At an event hosted by the Berkeley Forum on Monday, Winston discussed how she started her business in November 2019 after observing a wave of “bagel entrepreneurship” in 2010. For instance, a pop-up in San Francisco gained popularity for selling New York-style bagels at the time.

As someone who grew up in New Jersey and initially thought that the New York-style treats could never be replicated on the West Coast, Winston noted the surge of bagel entrepreneurship convinced her that she could make them herself.

“Maybe I can figure out how to make (bagels) for myself because apparently, it might not be impossible,” Winston said at the event.

She noted that she began to make batches of bagels for her neighbors to taste and provide feedback. Five years later, Winston made a bagel that was praised by a Long Island friend, who told her she should start selling them.

Winston said at the event she later decided to enroll in food entrepreneurship classes, which organized a field festival where she sold her first bagels.

“It was fun but we actually had a bunch of bagels left over and I was all discouraged,” Winston said at the event.

Despite the initial disappointment, she noted that Janelle Bitker, a food reporter who worked for the East Bay Express at the time, told Winston her bagels were the best in California.

After hearing the news, Winston held bagel pop-ups outside her house, prompting lines to form down the street.

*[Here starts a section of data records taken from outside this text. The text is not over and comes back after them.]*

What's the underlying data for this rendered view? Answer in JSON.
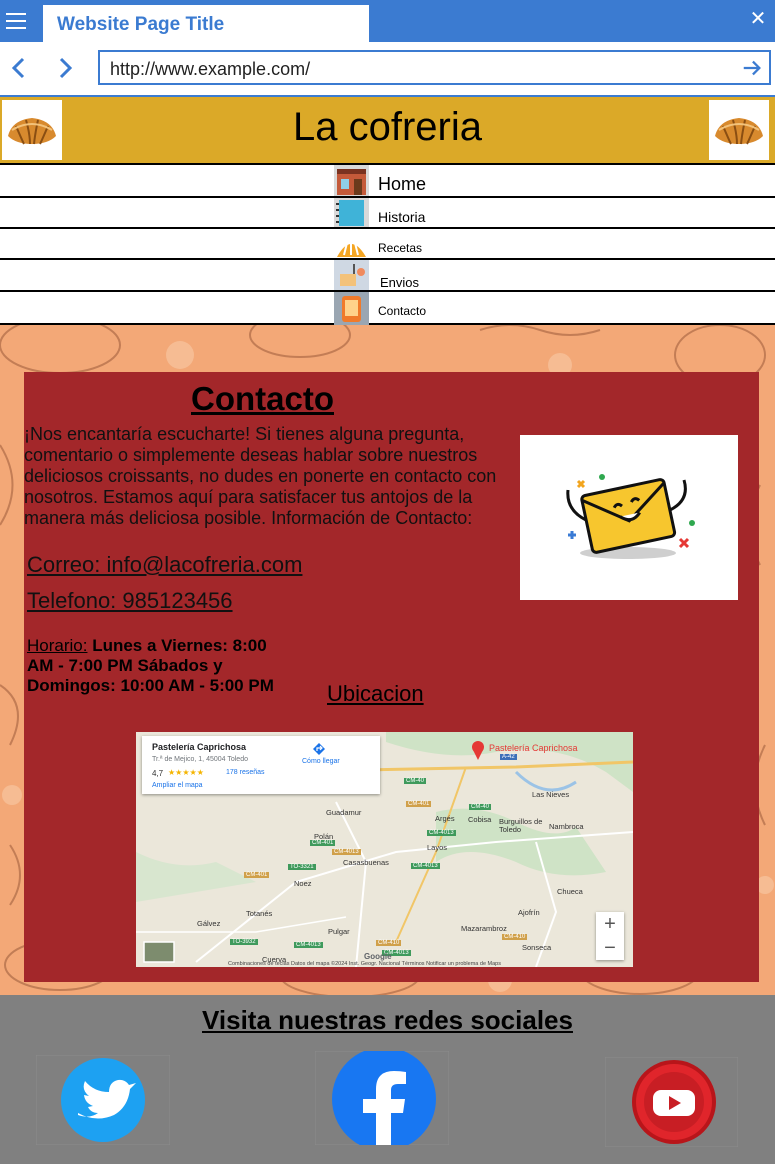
{
  "browser": {
    "tab_title": "Website Page Title",
    "url": "http://www.example.com/"
  },
  "site": {
    "title": "La cofreria"
  },
  "nav": {
    "items": [
      {
        "label": "Home"
      },
      {
        "label": "Historia"
      },
      {
        "label": "Recetas"
      },
      {
        "label": "Envios"
      },
      {
        "label": "Contacto"
      }
    ]
  },
  "contact": {
    "heading": "Contacto",
    "intro": "¡Nos encantaría escucharte! Si tienes alguna pregunta, comentario o simplemente deseas hablar sobre nuestros deliciosos croissants, no dudes en ponerte en contacto con nosotros. Estamos aquí para satisfacer tus antojos de la manera más deliciosa posible. Información de Contacto:",
    "email": "Correo: info@lacofreria.com ",
    "phone": "Telefono: 985123456",
    "hours_label": "Horario:",
    "hours_value": " Lunes a Viernes: 8:00 AM - 7:00 PM Sábados y Domingos: 10:00 AM - 5:00 PM",
    "location_heading": "Ubicacion"
  },
  "map": {
    "place_name": "Pastelería Caprichosa",
    "address": "Tr.ª de Mejico, 1, 45004 Toledo",
    "rating": "4,7",
    "stars": "★★★★★",
    "reviews": "178 reseñas",
    "directions": "Cómo llegar",
    "enlarge": "Ampliar el mapa",
    "pin_label": "Pastelería Caprichosa",
    "towns": [
      "Las Nieves",
      "Guadamur",
      "Argés",
      "Cobisa",
      "Burguillos de Toledo",
      "Nambroca",
      "Polán",
      "Layos",
      "Casasbuenas",
      "Noez",
      "Chueca",
      "Totanés",
      "Ajofrín",
      "Gálvez",
      "Pulgar",
      "Mazarambroz",
      "Sonseca",
      "Cuerva"
    ],
    "roads": [
      "A-42",
      "CM-40",
      "CM-401",
      "CM-40",
      "CM-4013",
      "CM-401",
      "CM-4013",
      "TO-3321",
      "CM-4013",
      "CM-401",
      "TO-3932",
      "CM-4013",
      "CM-410",
      "CM-410",
      "CM-4013"
    ],
    "footer": "Combinaciones de teclas   Datos del mapa ©2024 Inst. Geogr. Nacional   Términos   Notificar un problema de Maps",
    "brand": "Google",
    "zoom_in": "+",
    "zoom_out": "−"
  },
  "footer": {
    "social_heading": "Visita nuestras redes sociales"
  },
  "colors": {
    "chrome_blue": "#3b7bd1",
    "header_gold": "#dba928",
    "panel_red": "#a3272a",
    "footer_gray": "#808080",
    "twitter": "#1da1f2",
    "facebook": "#1877f2",
    "youtube": "#e0252b"
  }
}
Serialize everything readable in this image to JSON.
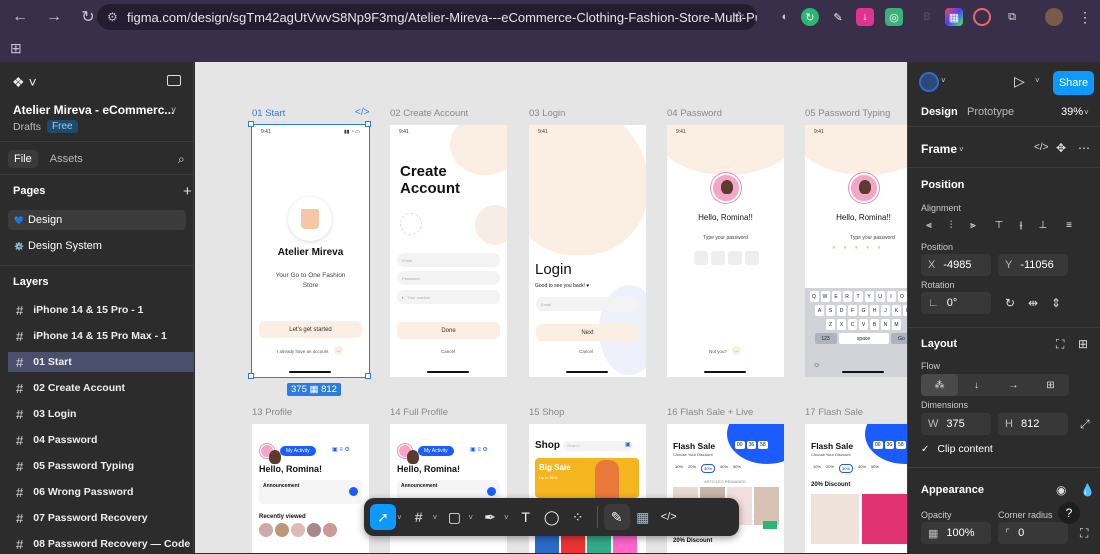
{
  "browser": {
    "url": "figma.com/design/sgTm42agUtVwvS8Np9F3mg/Atelier-Mireva---eCommerce-Clothing-Fashion-Store-Multi-Purpose-..."
  },
  "left_panel": {
    "project_title": "Atelier Mireva - eCommerc...",
    "drafts_label": "Drafts",
    "plan_badge": "Free",
    "tabs": [
      "File",
      "Assets"
    ],
    "pages_title": "Pages",
    "pages": [
      {
        "icon": "💙",
        "label": "Design"
      },
      {
        "icon": "⚙️",
        "label": "Design System"
      }
    ],
    "layers_title": "Layers",
    "layers": [
      "iPhone 14 & 15 Pro - 1",
      "iPhone 14 & 15 Pro Max - 1",
      "01 Start",
      "02 Create Account",
      "03 Login",
      "04 Password",
      "05 Password Typing",
      "06 Wrong Password",
      "07 Password Recovery",
      "08 Password Recovery — Code"
    ],
    "active_layer_index": 2
  },
  "canvas": {
    "frame_labels_row1": [
      "01 Start",
      "02 Create Account",
      "03 Login",
      "04 Password",
      "05 Password Typing"
    ],
    "frame_labels_row2": [
      "13 Profile",
      "14 Full Profile",
      "15 Shop",
      "16 Flash Sale + Live",
      "17 Flash Sale"
    ],
    "selection_badge": "375 ▦ 812",
    "start": {
      "time": "9:41",
      "title": "Atelier Mireva",
      "subtitle": "Your Go to One Fashion Store",
      "cta": "Let's get started",
      "already": "I already have an account"
    },
    "create": {
      "time": "9:41",
      "title": "Create Account",
      "email_ph": "Email",
      "password_ph": "Password",
      "phone_ph": "Your number",
      "done": "Done",
      "cancel": "Cancel"
    },
    "login": {
      "time": "9:41",
      "title": "Login",
      "subtitle": "Good to see you back! ♥",
      "email_ph": "Email",
      "next": "Next",
      "cancel": "Cancel"
    },
    "password": {
      "time": "9:41",
      "hello": "Hello, Romina!!",
      "type": "Type your password",
      "not_you": "Not you?"
    },
    "password_typing": {
      "time": "9:41",
      "hello": "Hello, Romina!!",
      "type": "Type your password",
      "kb_row1": [
        "Q",
        "W",
        "E",
        "R",
        "T",
        "Y",
        "U",
        "I",
        "O",
        "P"
      ],
      "kb_row2": [
        "A",
        "S",
        "D",
        "F",
        "G",
        "H",
        "J",
        "K",
        "L"
      ],
      "kb_row3": [
        "Z",
        "X",
        "C",
        "V",
        "B",
        "N",
        "M"
      ],
      "kb_num": "123",
      "kb_space": "space",
      "kb_go": "Go"
    },
    "profile": {
      "my_activity": "My Activity",
      "hello": "Hello, Romina!",
      "announcement": "Announcement",
      "recently_viewed": "Recently viewed"
    },
    "shop": {
      "title": "Shop",
      "search_ph": "Search",
      "big_sale": "Big Sale",
      "up_to": "Up to 50%"
    },
    "flash_live": {
      "title": "Flash Sale",
      "sub": "Choose Your Discount",
      "timer": [
        "00",
        "36",
        "58"
      ],
      "discounts": [
        "10%",
        "20%",
        "30%",
        "40%",
        "50%"
      ],
      "section": "20% Discount",
      "arrivals": "ARTICLES REMAINED"
    },
    "flash": {
      "title": "Flash Sale",
      "sub": "Choose Your Discount",
      "timer": [
        "00",
        "36",
        "58"
      ],
      "discounts": [
        "10%",
        "20%",
        "30%",
        "40%",
        "50%"
      ],
      "section": "20% Discount"
    }
  },
  "right_panel": {
    "share_label": "Share",
    "tabs": [
      "Design",
      "Prototype"
    ],
    "zoom": "39%",
    "frame_label": "Frame",
    "position_title": "Position",
    "alignment_label": "Alignment",
    "position_label": "Position",
    "x_label": "X",
    "x_value": "-4985",
    "y_label": "Y",
    "y_value": "-11056",
    "rotation_label": "Rotation",
    "rotation_value": "0°",
    "layout_title": "Layout",
    "flow_label": "Flow",
    "dimensions_label": "Dimensions",
    "w_label": "W",
    "w_value": "375",
    "h_label": "H",
    "h_value": "812",
    "clip_label": "Clip content",
    "appearance_title": "Appearance",
    "opacity_label": "Opacity",
    "opacity_value": "100%",
    "corner_label": "Corner radius",
    "corner_value": "0"
  },
  "colors": {
    "accent": "#0d99ff",
    "selection": "#2c7be5",
    "chrome": "#3a2f4a",
    "panel": "#2c2c2c",
    "canvas": "#e5e5e5",
    "blue_brand": "#1a5cff",
    "pale": "#fbeee2"
  }
}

“This sounds really nutty and crazy, and I never in a million years would’ve expected to do this, but it feels like it wants to happen so I’m just gonna say, ‘Yeah I’m in,’ ” Winston said at the event, adding that she formed a business plan and searched for real estate for her bagel shop shortly after.

Following Boichik Bagels’ inception and boom in popularity, Winston is working on turning an 18,000 ft. warehouse into a commissary, which will include robotic technology to make bagels more efficiently.

When asked where the name Boichik Bagels came from, Winston explained that “boychik” is a Jewish and Yiddish term of endearment meaning “cute little boy” and is often used by a grandmother when talking to her grandson.

“Oh you’re such a boychik!” her grandmother once told her when she first cut her hair short, according to Winston.

Winston noted that she used the term to honor both her Jewish culture and this memory with her grandmother.

Rina Rossi is a business and economy reporter. Contact her at [email protected], and follow her on Twitter at @RinaRossi8.